Dr. Byrd is a board certified forensic entomologist and diplomate of the American Board of Forensic Entomology. At the University of Florida, he instructs courses in forensic science at the University of Florida’s nationally recognized Hume Honors College. He served for over a decade as a faculty member of the Virginia Institute of Forensic Science and Medicine.
Outside of academics, Dr. Byrd serves within the National Disaster Medical System, Disaster Mortuary Operational Response Team, Region IV. He also serves as the logistics chief for the Florida Emergency Mortuary Operations Response System.
Dr. Byrd has combined his formal academic training in Entomology and Forensic Science to serve as a consultant and educator in both criminal and civil legal investigations throughout the United States and internationally. He specializes in the education of law enforcement officials, medical examiners, coroners, attorneys, and other death investigators on the use and applicability of arthropods in legal investigations.
ASPCA Forensic Analyst
Amanda Fitch responds to scenes of animal cruelty, provides educational presentations on crime scene processing and conducts research. She earned a Bachelor’s degree in Anthropology from the University of Florida and a Master’s degree in Forensic Science from the University of Central Oklahoma.
After completing her B.A., she worked as an archaeologist on a variety of prehistoric and historic sites, as well as historic cemeteries. After completing her Master’s, she served as a medicolegal death investigator for the Office of the Chief Medical Examiner in Oklahoma City, where she was trained to investigate various causes and manners of death, and was given the opportunity to pursue her interest in forensic anthropology.
Fitch has also worked at the Florida District 7 and 24 Office of the Medical Examiner, and then went to the Florida Department of Law Enforcement as a latent print and crime scene technician. While employed at FDLE, she processed and photographed latent print evidence as well as processed crime scenes. Amanda continued her training with the Seminole County Sheriff’s Office as a latent print analyst and performed comparisons between known and unknown prints to make identifications.
ASPCA Forensics Graduate Assistant
Lerah Sutton is currently a Master's student in forensic science at the University of Florida and the Graduate Assistant to the William R. Maples Center for Forensic Medicine as part of the University of Florida-ASPCA Veterinary Forensic Sciences Program. In this position, she has responded to several animal crime scenes with the ASPCA in addition to her research projects.

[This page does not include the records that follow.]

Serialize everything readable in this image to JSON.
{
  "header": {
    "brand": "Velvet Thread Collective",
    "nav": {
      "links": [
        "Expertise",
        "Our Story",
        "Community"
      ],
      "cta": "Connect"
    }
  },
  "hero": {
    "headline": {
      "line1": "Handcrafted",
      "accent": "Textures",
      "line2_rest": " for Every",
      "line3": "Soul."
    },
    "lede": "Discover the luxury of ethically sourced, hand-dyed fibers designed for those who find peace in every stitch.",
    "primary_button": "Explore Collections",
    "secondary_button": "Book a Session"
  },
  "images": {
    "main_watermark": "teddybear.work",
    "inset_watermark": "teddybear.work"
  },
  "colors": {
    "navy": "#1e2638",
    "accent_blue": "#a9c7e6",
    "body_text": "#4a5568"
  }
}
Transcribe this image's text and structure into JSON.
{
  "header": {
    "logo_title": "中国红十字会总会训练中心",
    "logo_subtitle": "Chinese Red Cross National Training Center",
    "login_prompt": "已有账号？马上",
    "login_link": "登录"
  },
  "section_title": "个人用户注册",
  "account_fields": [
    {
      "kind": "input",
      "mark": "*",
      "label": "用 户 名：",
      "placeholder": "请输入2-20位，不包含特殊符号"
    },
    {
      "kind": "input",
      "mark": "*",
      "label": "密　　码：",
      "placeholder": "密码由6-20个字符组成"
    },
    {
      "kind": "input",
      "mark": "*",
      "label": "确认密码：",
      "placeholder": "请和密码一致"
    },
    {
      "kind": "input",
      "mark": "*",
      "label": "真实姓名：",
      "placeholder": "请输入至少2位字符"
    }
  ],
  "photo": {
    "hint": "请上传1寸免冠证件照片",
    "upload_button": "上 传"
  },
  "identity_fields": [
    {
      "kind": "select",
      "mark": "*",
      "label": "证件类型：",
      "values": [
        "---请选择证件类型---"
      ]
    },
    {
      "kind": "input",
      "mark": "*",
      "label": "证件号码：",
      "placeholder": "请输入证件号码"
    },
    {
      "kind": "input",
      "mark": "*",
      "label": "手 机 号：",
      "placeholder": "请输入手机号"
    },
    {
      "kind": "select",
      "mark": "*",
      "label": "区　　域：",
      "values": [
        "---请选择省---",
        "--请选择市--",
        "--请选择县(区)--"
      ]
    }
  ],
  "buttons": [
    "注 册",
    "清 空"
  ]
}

Sutton earned a Bachelor's degree with highest honors in Anthropology from the University of Florida. Earlier in her career she worked at the Florida District 7 & 24 Office of the Medical Examiner, where she provided administrative support as well as assisted in the morgue. After completing her Master’s degree, she plans to pursue a Ph.D. in forensic anthropology.